Guidelines for Advancement
FAQs on Rank Advancement and Merit Badges (Updated 2/18/2018)
What pace should I be making ranks?
If your ultimate goal is to become an Eagle Scout, then it’s important to maintain the pace and momentum needed to reach that rank before aging out at 18. Scouts typically make Life rank at 14, but then procrastinate and scramble to make the final requirements for Eagle by age 18, often failing to do so. Ideally, you should make Eagle before or by junior year of high school—in time for you to use on your college applications (where an Eagle rank can be a big advantage) and allowing you to concentrate on other things your senior year.
The attached pdf provides a useful, detailed timeline of the milestones you should achieve to make Eagle. It assumes that you started in 5th grade, making Tenderfoot at your first summer camp, and getting promoted one rank every year thereafter. If you started later than that, then you obviously need to adopt a more aggressive schedule.

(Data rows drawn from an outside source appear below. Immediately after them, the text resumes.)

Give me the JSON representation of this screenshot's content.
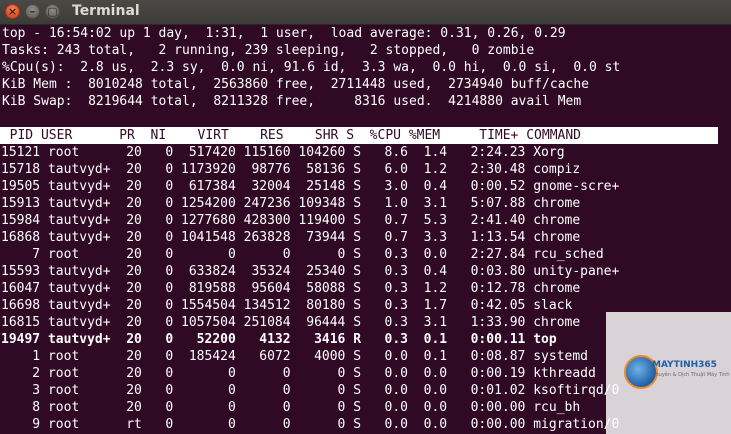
{
  "window": {
    "title": "Terminal",
    "close_glyph": "×",
    "min_glyph": "–",
    "max_glyph": "▢"
  },
  "summary": {
    "line1": "top - 16:54:02 up 1 day,  1:31,  1 user,  load average: 0.31, 0.26, 0.29",
    "line2": "Tasks: 243 total,   2 running, 239 sleeping,   2 stopped,   0 zombie",
    "line3": "%Cpu(s):  2.8 us,  2.3 sy,  0.0 ni, 91.6 id,  3.3 wa,  0.0 hi,  0.0 si,  0.0 st",
    "line4": "KiB Mem :  8010248 total,  2563860 free,  2711448 used,  2734940 buff/cache",
    "line5": "KiB Swap:  8219644 total,  8211328 free,     8316 used.  4214880 avail Mem"
  },
  "header": "  PID USER      PR  NI    VIRT    RES    SHR S  %CPU %MEM     TIME+ COMMAND",
  "rows": [
    "15121 root      20   0  517420 115160 104260 S   8.6  1.4   2:24.23 Xorg",
    "15718 tautvyd+  20   0 1173920  98776  58136 S   6.0  1.2   2:30.48 compiz",
    "19505 tautvyd+  20   0  617384  32004  25148 S   3.0  0.4   0:00.52 gnome-scre+",
    "15913 tautvyd+  20   0 1254200 247236 109348 S   1.0  3.1   5:07.88 chrome",
    "15984 tautvyd+  20   0 1277680 428300 119400 S   0.7  5.3   2:41.40 chrome",
    "16868 tautvyd+  20   0 1041548 263828  73944 S   0.7  3.3   1:13.54 chrome",
    "    7 root      20   0       0      0      0 S   0.3  0.0   2:27.84 rcu_sched",
    "15593 tautvyd+  20   0  633824  35324  25340 S   0.3  0.4   0:03.80 unity-pane+",
    "16047 tautvyd+  20   0  819588  95604  58088 S   0.3  1.2   0:12.78 chrome",
    "16698 tautvyd+  20   0 1554504 134512  80180 S   0.3  1.7   0:42.05 slack",
    "16815 tautvyd+  20   0 1057504 251084  96444 S   0.3  3.1   1:33.90 chrome",
    "19497 tautvyd+  20   0   52200   4132   3416 R   0.3  0.1   0:00.11 top",
    "    1 root      20   0  185424   6072   4000 S   0.0  0.1   0:08.87 systemd",
    "    2 root      20   0       0      0      0 S   0.0  0.0   0:00.19 kthreadd",
    "    3 root      20   0       0      0      0 S   0.0  0.0   0:01.02 ksoftirqd/0",
    "    8 root      20   0       0      0      0 S   0.0  0.0   0:00.00 rcu_bh",
    "    9 root      rt   0       0      0      0 S   0.0  0.0   0:00.00 migration/0"
  ],
  "bold_row_index": 11,
  "watermark": {
    "name": "MAYTINH365",
    "sub": "Chuyên & Dịch Thuật Máy Tính"
  }
}
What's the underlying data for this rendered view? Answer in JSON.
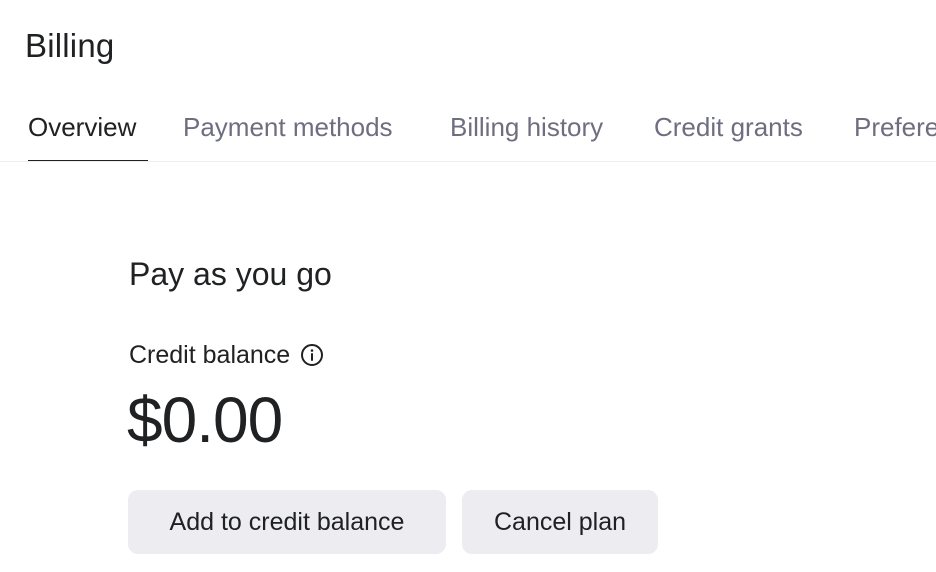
{
  "header": {
    "title": "Billing"
  },
  "tabs": [
    {
      "label": "Overview",
      "active": true
    },
    {
      "label": "Payment methods",
      "active": false
    },
    {
      "label": "Billing history",
      "active": false
    },
    {
      "label": "Credit grants",
      "active": false
    },
    {
      "label": "Preferences",
      "active": false
    }
  ],
  "plan": {
    "title": "Pay as you go",
    "balance_label": "Credit balance",
    "balance_info_icon": "info-circle-icon",
    "balance_value": "$0.00"
  },
  "actions": {
    "add_credit_label": "Add to credit balance",
    "cancel_plan_label": "Cancel plan"
  },
  "colors": {
    "text_primary": "#202123",
    "text_secondary": "#6e6e80",
    "button_bg": "#ececf1",
    "divider": "#ececf1"
  }
}
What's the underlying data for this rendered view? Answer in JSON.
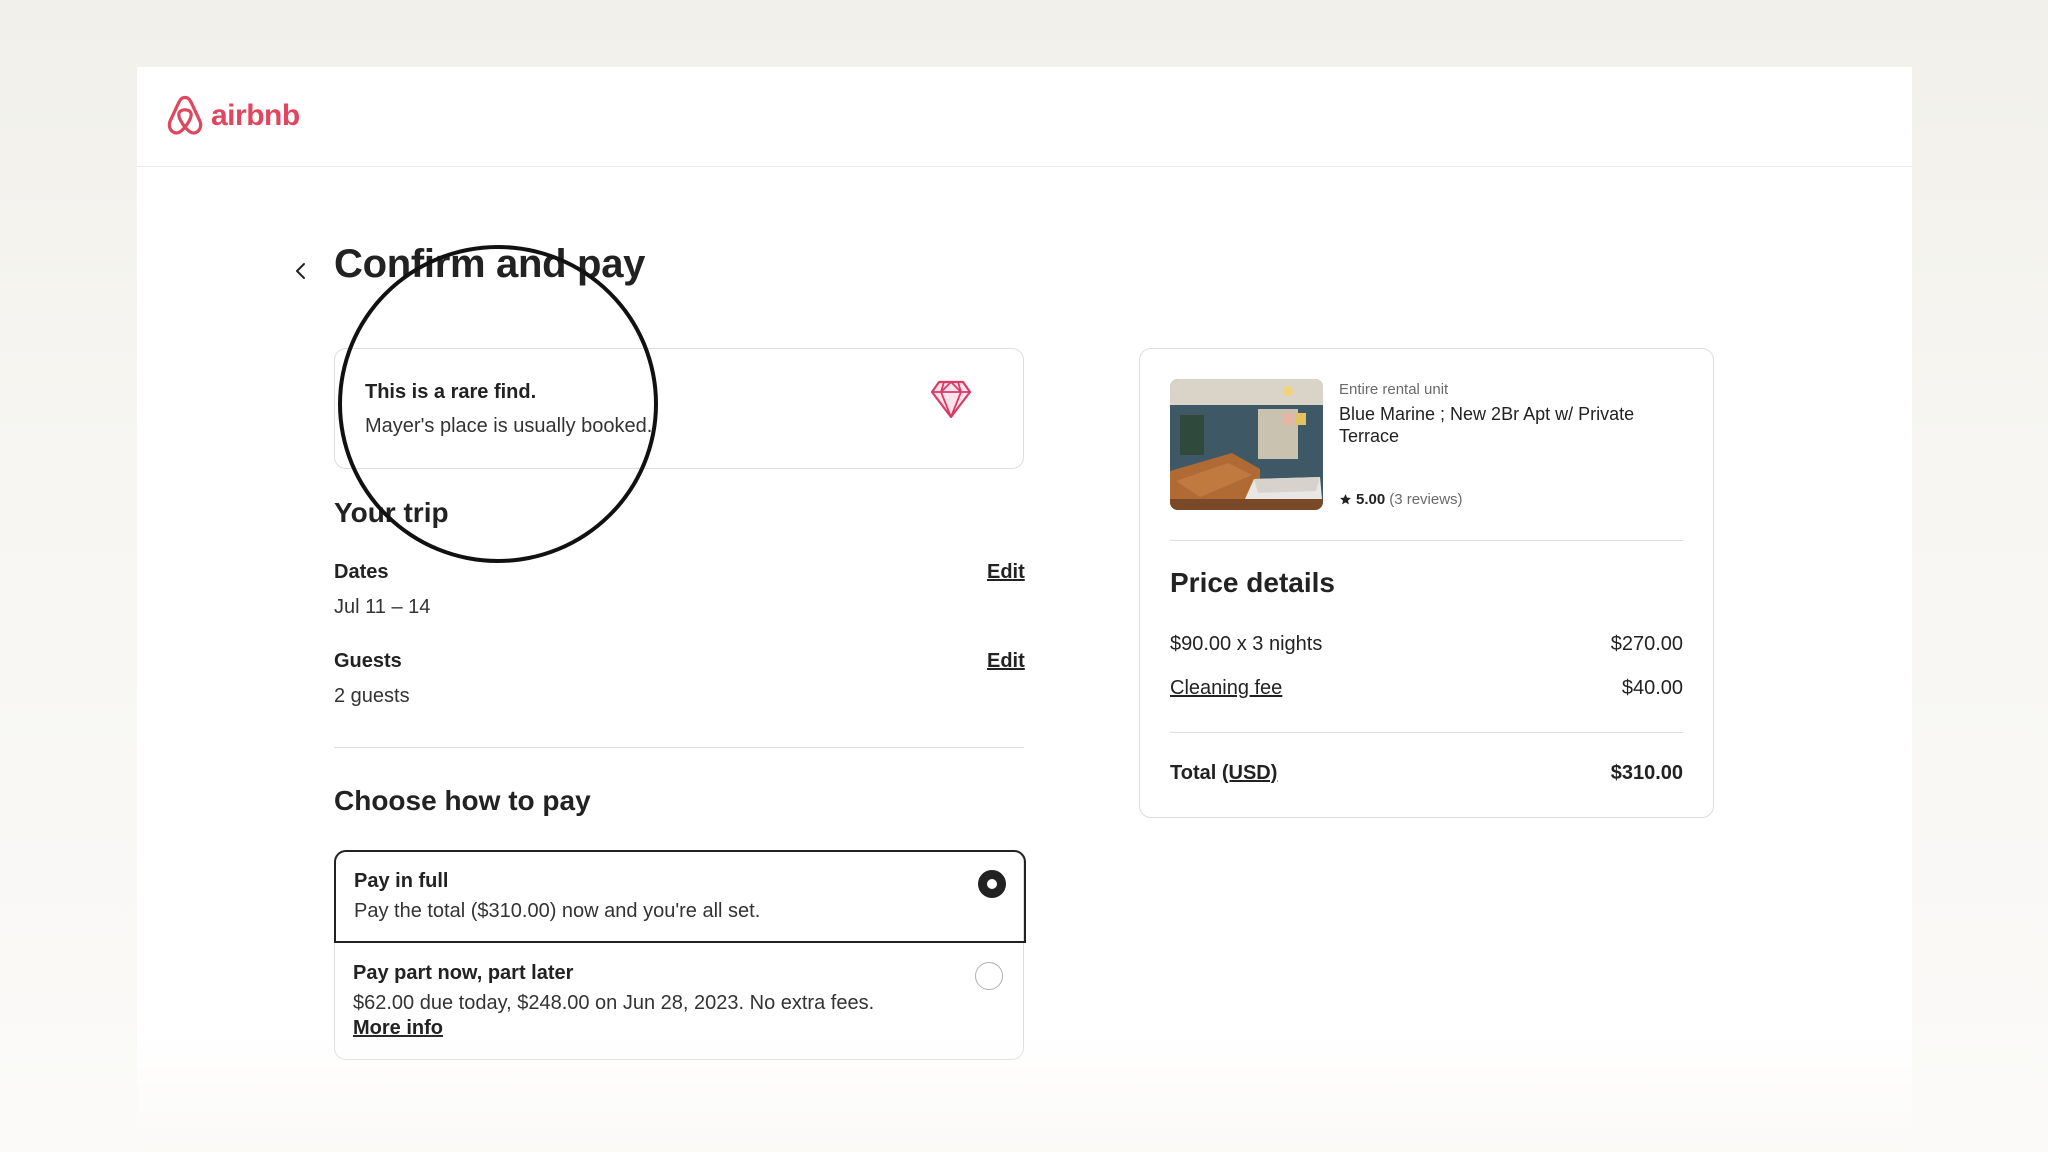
{
  "brand": {
    "name": "airbnb",
    "color": "#e0465e"
  },
  "page": {
    "title": "Confirm and pay"
  },
  "rare": {
    "title": "This is a rare find.",
    "subtitle": "Mayer's place is usually booked.",
    "icon": "diamond-icon"
  },
  "trip": {
    "title": "Your trip",
    "dates": {
      "label": "Dates",
      "value": "Jul 11 – 14",
      "edit": "Edit"
    },
    "guests": {
      "label": "Guests",
      "value": "2 guests",
      "edit": "Edit"
    }
  },
  "payment": {
    "title": "Choose how to pay",
    "options": [
      {
        "title": "Pay in full",
        "desc": "Pay the total ($310.00) now and you're all set.",
        "selected": true
      },
      {
        "title": "Pay part now, part later",
        "desc": "$62.00 due today, $248.00 on Jun 28, 2023. No extra fees.",
        "link": "More info",
        "selected": false
      }
    ]
  },
  "listing": {
    "type": "Entire rental unit",
    "name": "Blue Marine ; New 2Br Apt w/ Private Terrace",
    "rating": "5.00",
    "reviews": "(3 reviews)"
  },
  "price": {
    "title": "Price details",
    "lines": [
      {
        "label": "$90.00 x 3 nights",
        "value": "$270.00"
      },
      {
        "label": "Cleaning fee",
        "value": "$40.00"
      }
    ],
    "total_label": "Total",
    "total_currency": "(USD)",
    "total_value": "$310.00"
  }
}
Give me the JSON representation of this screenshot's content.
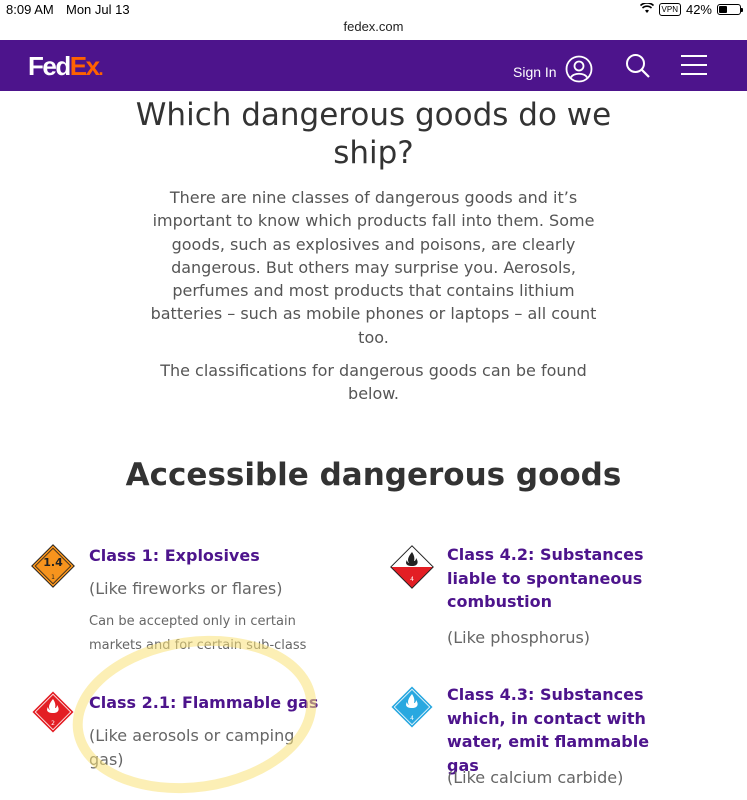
{
  "status_bar": {
    "time": "8:09 AM",
    "date": "Mon Jul 13",
    "vpn": "VPN",
    "battery": "42%",
    "battery_level": 0.42
  },
  "browser": {
    "url": "fedex.com"
  },
  "header": {
    "logo_fed": "Fed",
    "logo_ex": "Ex",
    "logo_dot": ".",
    "sign_in_label": "Sign In",
    "brand_color": "#4d148c",
    "accent_color": "#ff6200",
    "icons": [
      "user-circle-icon",
      "search-icon",
      "hamburger-menu-icon"
    ]
  },
  "main": {
    "title": "Which dangerous goods do we ship?",
    "intro": "There are nine classes of dangerous goods and it’s important to know which products fall into them. Some goods, such as explosives and poisons, are clearly dangerous. But others may surprise you. Aerosols, perfumes and most products that contains lithium batteries – such as mobile phones or laptops – all count too.",
    "intro2": "The classifications for dangerous goods can be found below.",
    "section_title": "Accessible dangerous goods",
    "classes": [
      {
        "title": "Class 1: Explosives",
        "example": "(Like fireworks or flares)",
        "note": "Can be accepted only in certain markets and for certain sub-class",
        "icon": "explosives-1-4-icon",
        "icon_text": "1.4",
        "color": "#f7941d"
      },
      {
        "title": "Class 4.2: Substances liable to spontaneous combustion",
        "example": "(Like phosphorus)",
        "icon": "spontaneous-combustion-icon",
        "color": "#e31e24"
      },
      {
        "title": "Class 2.1: Flammable gas",
        "example": "(Like aerosols or camping gas)",
        "icon": "flammable-gas-icon",
        "icon_text": "2",
        "color": "#e31e24"
      },
      {
        "title": "Class 4.3: Substances which, in contact with water, emit flammable gas",
        "example": "(Like calcium carbide)",
        "icon": "dangerous-when-wet-icon",
        "icon_text": "4",
        "color": "#29a8e0"
      }
    ]
  }
}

Which merit badges should I earn and in what order?
There are more than 130 merit badges, so there’s no shortage of badges that might meet your interests. To reach Eagle rank, you must earn 21 merit badges. At least 13 of those must come from the table below of 17 Eagle-related badges; the remaining 8 “electives” can be met with any of the badges.
If you’re planning to earn the badges at either summer camp (Camp Horseshoe) or Merit Badge College, be aware that in many cases there are extensive prerequisites that must be met in advance. Both Chester County Council (CCCBSA) and Cradle of Liberty Council (COLBSA) hold Merit Badge Colleges in the winter/spring months to help scouts earn badges, but they fill up quickly so register early. If you can’t complete the merit badges at the college or at camp, make sure the counselor fills in the requirements that you did meet on the merit badge blue card.
Acknowledgement: Thanks to Michele Harvey, Lauren Feldman, Scott Shreve, Vince Piotti, and Christine Voigt for their tips on when and where to earn Eagle badges.
What about the remaining eight “electives”?
We recommend you pursue the badges that interest you. It’s a great way to explore potential career choices. Steven Spielberg started on his amazing career partly because of his Photography merit badge. (There was no Cinematography or Moviemaking merit badge back then.) Even if a badge does not lead to a career, it may become a lifelong hobby or passion.
That said, there are some badges that are “low-hanging fruit” because they might align well with existing hobbies, extracurricular activities, or schoolwork that you’re already doing, so you might want to earn those first. Among them possibly: Collections, Dog Care, Music, Pets, Reading, Scholarship, Snow Sports.
The two websites below provide listings of merit badges, their requirements, and useful worksheets:
As with the Eagle badges, you have multiple avenues to earn badges: on your own with the guidance of a merit badge counselor; at summer camp; at Merit Badge College; and some non-BSA organizations will on occasion offer classes that satisfy requirements (e.g., Wayne Art Center with pottery and photography).
I’m ready. What do I do next?
You (not your parent) should first talk with the Scoutmaster to discuss requirements and whether you’re ready to embark on that particular merit badge. If he deems you’re ready, he’ll give you a signed blue card with contact information for a merit badge counselor. (The contact info would not apply if you’re earning the badge at camp or Merit Badge College.) You would then contact the merit badge counselor to get started.
Hyun Kul “Sean” Kim
Assistant Scoutmaster, Troop 181
Troop 181 Recommended Timeline for Advancement